GOAL OF THE EXERCISE
Reproduce the lines below verbatim. Pictures are to be omitted.

EXTRACTED INFORMATION
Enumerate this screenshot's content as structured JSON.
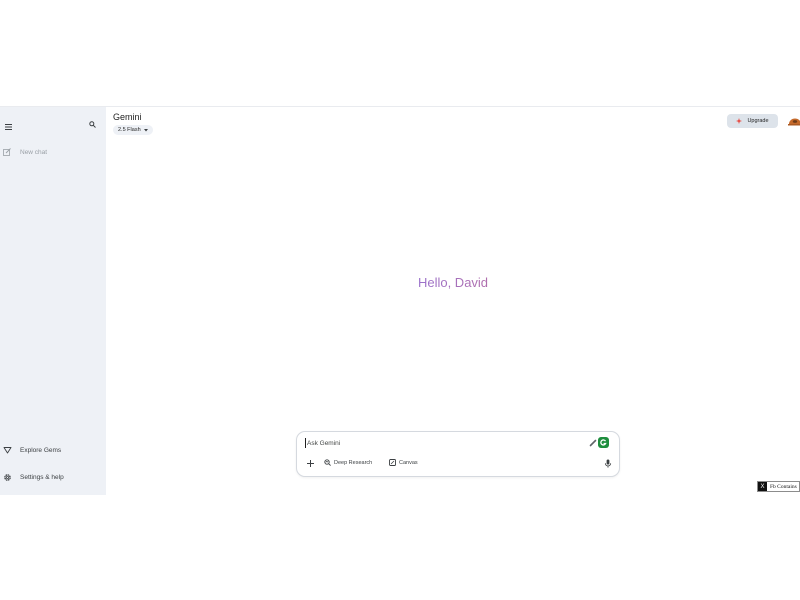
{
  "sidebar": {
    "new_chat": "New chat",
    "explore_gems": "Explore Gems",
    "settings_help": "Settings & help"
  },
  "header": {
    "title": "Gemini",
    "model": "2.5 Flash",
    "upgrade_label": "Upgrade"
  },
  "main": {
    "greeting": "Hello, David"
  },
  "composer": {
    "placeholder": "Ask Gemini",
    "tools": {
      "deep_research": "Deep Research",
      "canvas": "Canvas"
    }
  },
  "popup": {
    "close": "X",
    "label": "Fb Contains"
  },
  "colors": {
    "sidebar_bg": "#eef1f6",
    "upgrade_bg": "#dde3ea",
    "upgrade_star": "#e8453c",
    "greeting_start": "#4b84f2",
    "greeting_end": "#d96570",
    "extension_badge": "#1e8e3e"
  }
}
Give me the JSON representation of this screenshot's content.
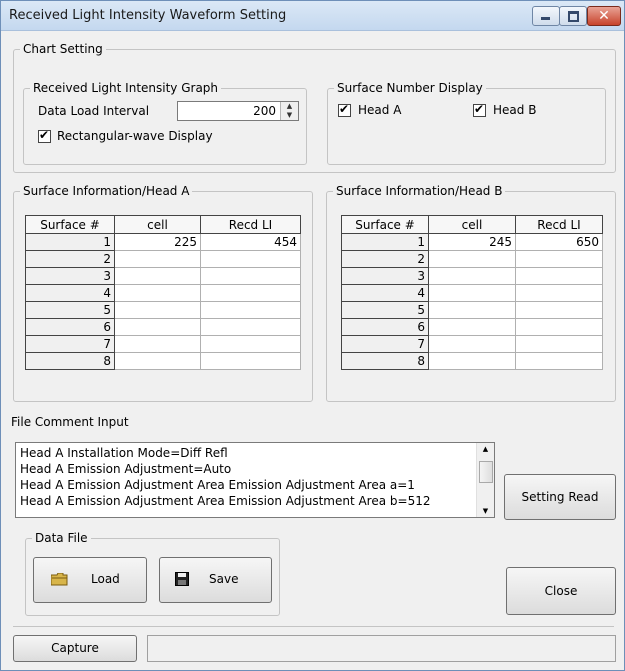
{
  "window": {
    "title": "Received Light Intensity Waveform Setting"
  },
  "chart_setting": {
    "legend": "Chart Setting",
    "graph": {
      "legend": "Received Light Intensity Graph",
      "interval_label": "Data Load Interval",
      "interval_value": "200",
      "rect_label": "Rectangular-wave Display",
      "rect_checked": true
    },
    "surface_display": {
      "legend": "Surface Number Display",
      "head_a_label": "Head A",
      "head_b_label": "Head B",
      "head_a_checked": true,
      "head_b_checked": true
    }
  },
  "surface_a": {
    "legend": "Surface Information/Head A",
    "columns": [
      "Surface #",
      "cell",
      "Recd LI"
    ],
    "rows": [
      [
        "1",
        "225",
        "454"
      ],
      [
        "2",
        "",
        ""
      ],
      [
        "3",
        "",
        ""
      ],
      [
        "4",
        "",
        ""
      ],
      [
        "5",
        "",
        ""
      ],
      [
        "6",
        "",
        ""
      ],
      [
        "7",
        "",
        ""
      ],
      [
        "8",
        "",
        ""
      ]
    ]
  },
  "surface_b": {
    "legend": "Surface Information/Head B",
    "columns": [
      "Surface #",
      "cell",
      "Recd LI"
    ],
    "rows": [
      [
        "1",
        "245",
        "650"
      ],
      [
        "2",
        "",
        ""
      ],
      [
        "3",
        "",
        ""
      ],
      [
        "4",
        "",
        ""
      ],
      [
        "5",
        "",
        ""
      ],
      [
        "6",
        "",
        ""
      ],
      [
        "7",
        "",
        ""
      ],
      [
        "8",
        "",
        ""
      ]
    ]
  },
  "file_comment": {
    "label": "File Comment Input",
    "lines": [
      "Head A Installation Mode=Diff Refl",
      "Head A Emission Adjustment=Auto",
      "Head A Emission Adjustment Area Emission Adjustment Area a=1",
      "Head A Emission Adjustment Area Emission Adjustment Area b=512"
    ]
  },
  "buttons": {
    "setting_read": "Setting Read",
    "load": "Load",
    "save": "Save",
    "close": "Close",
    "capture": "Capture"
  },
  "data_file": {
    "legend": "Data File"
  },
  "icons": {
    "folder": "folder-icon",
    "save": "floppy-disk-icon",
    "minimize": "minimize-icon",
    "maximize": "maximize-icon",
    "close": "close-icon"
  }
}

TASK ANSWER
Enumerate this screenshot's content as structured JSON.
{
  "sidebar": {
    "new_chat": "New chat",
    "explore_gems": "Explore Gems",
    "settings_help": "Settings & help"
  },
  "header": {
    "title": "Gemini",
    "model": "2.5 Flash",
    "upgrade_label": "Upgrade"
  },
  "main": {
    "greeting": "Hello, David"
  },
  "composer": {
    "placeholder": "Ask Gemini",
    "tools": {
      "deep_research": "Deep Research",
      "canvas": "Canvas"
    }
  },
  "popup": {
    "close": "X",
    "label": "Fb Contains"
  },
  "colors": {
    "sidebar_bg": "#eef1f6",
    "upgrade_bg": "#dde3ea",
    "upgrade_star": "#e8453c",
    "greeting_start": "#4b84f2",
    "greeting_end": "#d96570",
    "extension_badge": "#1e8e3e"
  }
}
Give me the JSON representation of this screenshot's content.
{
  "window": {
    "title": "Received Light Intensity Waveform Setting"
  },
  "chart_setting": {
    "legend": "Chart Setting",
    "graph": {
      "legend": "Received Light Intensity Graph",
      "interval_label": "Data Load Interval",
      "interval_value": "200",
      "rect_label": "Rectangular-wave Display",
      "rect_checked": true
    },
    "surface_display": {
      "legend": "Surface Number Display",
      "head_a_label": "Head A",
      "head_b_label": "Head B",
      "head_a_checked": true,
      "head_b_checked": true
    }
  },
  "surface_a": {
    "legend": "Surface Information/Head A",
    "columns": [
      "Surface #",
      "cell",
      "Recd LI"
    ],
    "rows": [
      [
        "1",
        "225",
        "454"
      ],
      [
        "2",
        "",
        ""
      ],
      [
        "3",
        "",
        ""
      ],
      [
        "4",
        "",
        ""
      ],
      [
        "5",
        "",
        ""
      ],
      [
        "6",
        "",
        ""
      ],
      [
        "7",
        "",
        ""
      ],
      [
        "8",
        "",
        ""
      ]
    ]
  },
  "surface_b": {
    "legend": "Surface Information/Head B",
    "columns": [
      "Surface #",
      "cell",
      "Recd LI"
    ],
    "rows": [
      [
        "1",
        "245",
        "650"
      ],
      [
        "2",
        "",
        ""
      ],
      [
        "3",
        "",
        ""
      ],
      [
        "4",
        "",
        ""
      ],
      [
        "5",
        "",
        ""
      ],
      [
        "6",
        "",
        ""
      ],
      [
        "7",
        "",
        ""
      ],
      [
        "8",
        "",
        ""
      ]
    ]
  },
  "file_comment": {
    "label": "File Comment Input",
    "lines": [
      "Head A Installation Mode=Diff Refl",
      "Head A Emission Adjustment=Auto",
      "Head A Emission Adjustment Area Emission Adjustment Area a=1",
      "Head A Emission Adjustment Area Emission Adjustment Area b=512"
    ]
  },
  "buttons": {
    "setting_read": "Setting Read",
    "load": "Load",
    "save": "Save",
    "close": "Close",
    "capture": "Capture"
  },
  "data_file": {
    "legend": "Data File"
  },
  "icons": {
    "folder": "folder-icon",
    "save": "floppy-disk-icon",
    "minimize": "minimize-icon",
    "maximize": "maximize-icon",
    "close": "close-icon"
  }
}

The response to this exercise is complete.